After half an hour I was the one getting fidgety and I suggested we walk out to the cannons on the other side of the court yard. “What for?” they whined. “To see how they were fired, what do you think?.”
The docent on duty was passionate about the topic and we got a full-on lecture on the various types of projectiles and shells fired by cannons. My girls even got to lift a few shells in their hands and they both gasped. They couldn’t believe how heavy they were! Even if they had not exploded on impact, I can only imagine the damage they would have done on a wall. let alone on people.
Next to the cannons stood a well-stocked pharmacy in a carrying case that looked so much like a cabinet of curiosities – oh the tiny glass vials and hand-written labels – that the girls started wondering if it was OK playing with it.

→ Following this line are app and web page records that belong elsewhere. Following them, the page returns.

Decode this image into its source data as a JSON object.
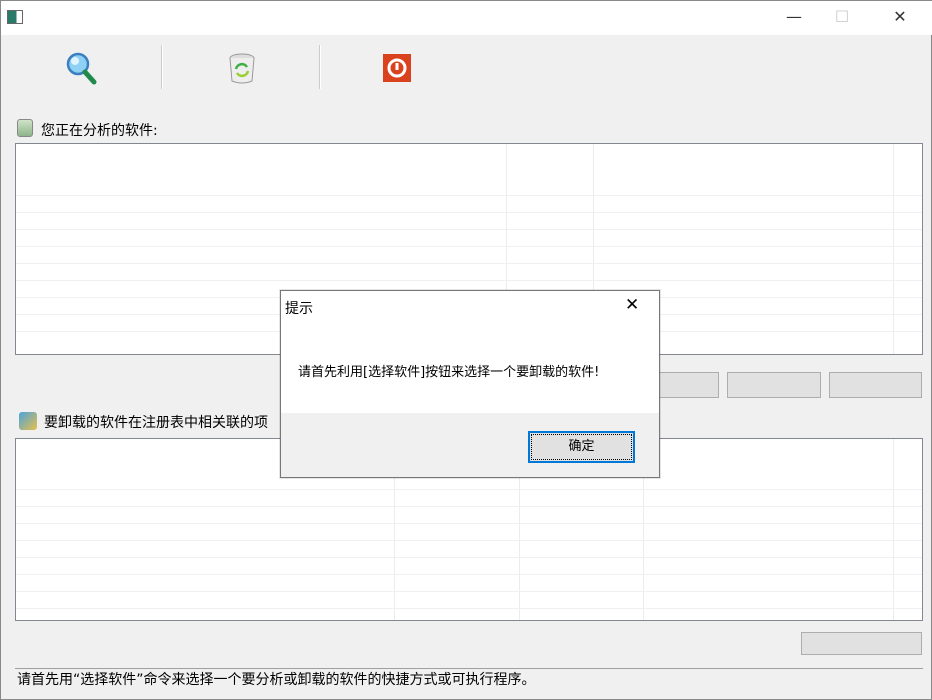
{
  "window": {
    "minimize": "—",
    "maximize": "☐",
    "close": "✕"
  },
  "toolbar": [
    {
      "name": "select-software",
      "icon": "magnifier-icon"
    },
    {
      "name": "uninstall",
      "icon": "recycle-bin-icon"
    },
    {
      "name": "exit",
      "icon": "power-icon"
    }
  ],
  "top_section": {
    "label": "您正在分析的软件:"
  },
  "bottom_section": {
    "label": "要卸载的软件在注册表中相关联的项"
  },
  "status_text": "请首先用“选择软件”命令来选择一个要分析或卸载的软件的快捷方式或可执行程序。",
  "dialog": {
    "title": "提示",
    "message": "请首先利用[选择软件]按钮来选择一个要卸载的软件!",
    "ok_label": "确定",
    "close": "✕"
  }
}
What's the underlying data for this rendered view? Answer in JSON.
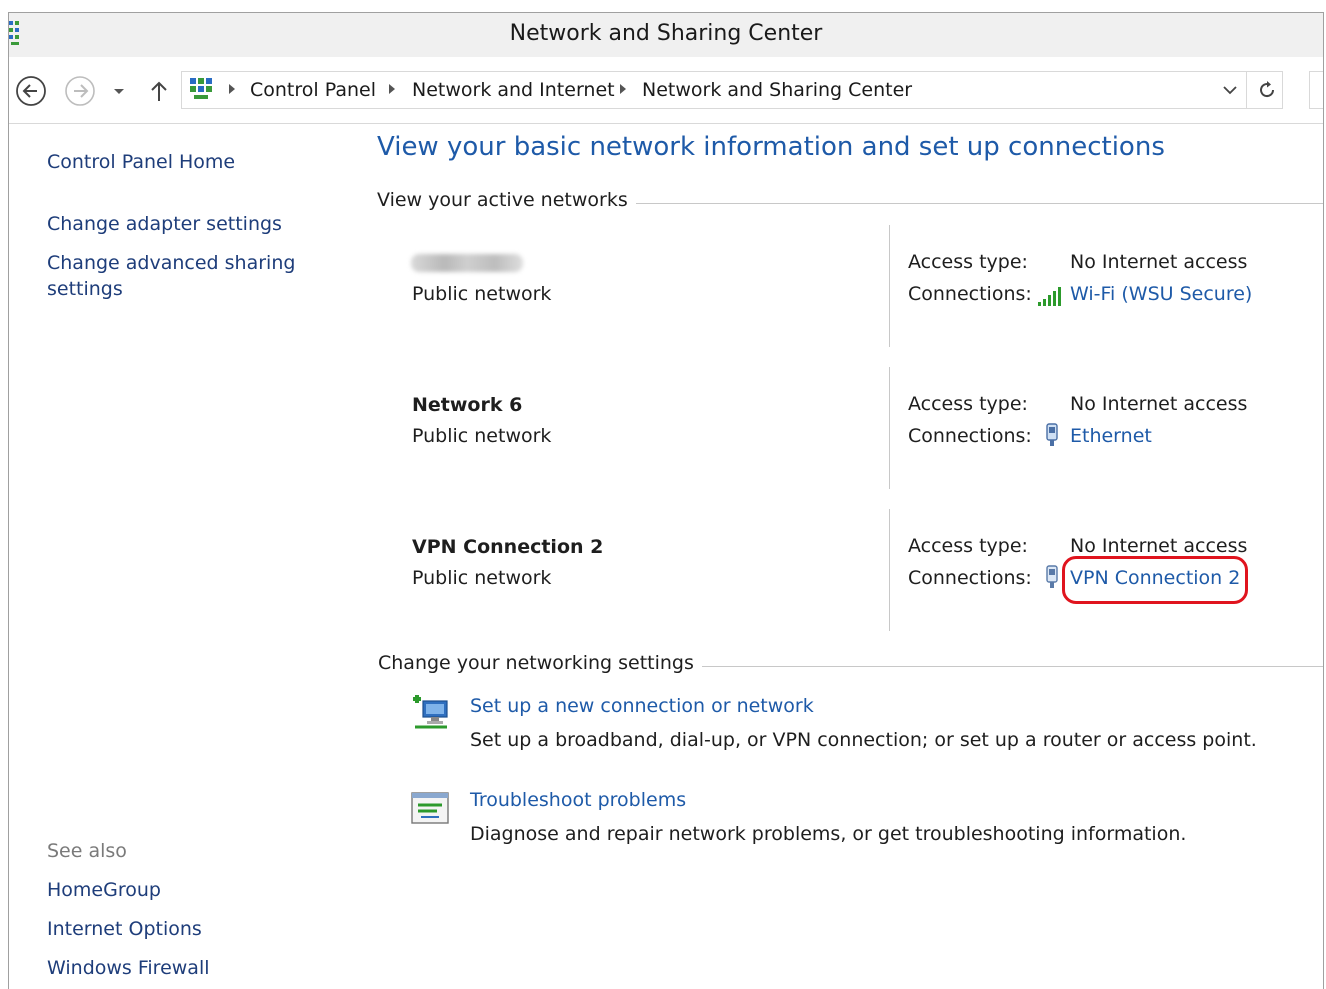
{
  "window": {
    "title": "Network and Sharing Center"
  },
  "navbar": {
    "breadcrumb": [
      "Control Panel",
      "Network and Internet",
      "Network and Sharing Center"
    ]
  },
  "sidebar": {
    "home": "Control Panel Home",
    "links": [
      "Change adapter settings",
      "Change advanced sharing",
      "settings"
    ],
    "see_also_label": "See also",
    "see_also": [
      "HomeGroup",
      "Internet Options",
      "Windows Firewall"
    ]
  },
  "main": {
    "heading": "View your basic network information and set up connections",
    "active_networks_title": "View your active networks",
    "access_label": "Access type:",
    "connections_label": "Connections:",
    "networks": [
      {
        "name": "",
        "type": "Public network",
        "access": "No Internet access",
        "connection": "Wi-Fi (WSU Secure)",
        "connection_icon": "wifi-signal-icon"
      },
      {
        "name": "Network  6",
        "type": "Public network",
        "access": "No Internet access",
        "connection": "Ethernet",
        "connection_icon": "ethernet-icon"
      },
      {
        "name": "VPN Connection 2",
        "type": "Public network",
        "access": "No Internet access",
        "connection": "VPN Connection 2",
        "connection_icon": "vpn-adapter-icon"
      }
    ],
    "change_settings_title": "Change your networking settings",
    "tasks": [
      {
        "link": "Set up a new connection or network",
        "desc": "Set up a broadband, dial-up, or VPN connection; or set up a router or access point.",
        "icon": "new-connection-icon"
      },
      {
        "link": "Troubleshoot problems",
        "desc": "Diagnose and repair network problems, or get troubleshooting information.",
        "icon": "troubleshoot-icon"
      }
    ]
  },
  "colors": {
    "link": "#1e5aa8",
    "nav_link": "#1e3d7a",
    "highlight": "#e0141e"
  }
}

Of course it wasn’t but we loved hearing about the various remedies that doctors used on the battlefield. Well, loved – best to say we were intrigued because there’s nothing to love about a foot-long syringe.
Impatient to explore the upper levels, we left the courtyard and went up the steel staircases to the very top of the fort which is a level roof with a low wall. If you’ve never done it, it’s worth getting there if only to be outside, dwarfed by the giant structure of the Golden Gate Bridge arching over the strait.
Officers in Civil War uniform were patrolling around making for an interesting anachronism below the 1937 steel structure. On a clear day, look for Angel Island directly to the north and Alcatraz Island east of you in the Bay. You can spot with its tiny lighthouse on top in the direction of the Bay Bridge.
Chased by the wind chill or the fog chill, we went down a flight of stairs and started exploring the lower levels where the extra-thick stone and masonry walls keep the rooms warm.
You’ll be pleasantly surprised to see that many of the rooms are furnished, presenting to young visitors snippets of life in the 1860s through the early 1900s when the fort was still garrisoned. Other exhibits cover the construction of the Golden Gate Bridge or women’s suffrage.
In one room we stumbled upon two elegant elegant ladies making rag dolls that they sold for $10 a piece. With buttons for eyes, yarn for hair and long dresses with aprons, the dolls shouted “Take me home!” to my girls. And that’s how we came back home with Geraldine and Molly, two young girls who won’t mind hiking with us.
Down and down we continued our journey til we entered the room under the main entrance of the fort. There, an officer was showing kids how to telegraph their names. ‘Do you want to try?” he asked my girls.
Before you know it, they stood in line, patiently waiting to use the Morse code to telegraph their first over to a mystery recipient who telegraphed something back. As a reward, the kids each got a paper reproduction of a Civil War era dollar. How cool!
As we got out of Fort Point, we enjoyed music by a quatuor of fifes and drums.
Feeling up for the adventure? Fort Point Civil War Days takes place this Saturday.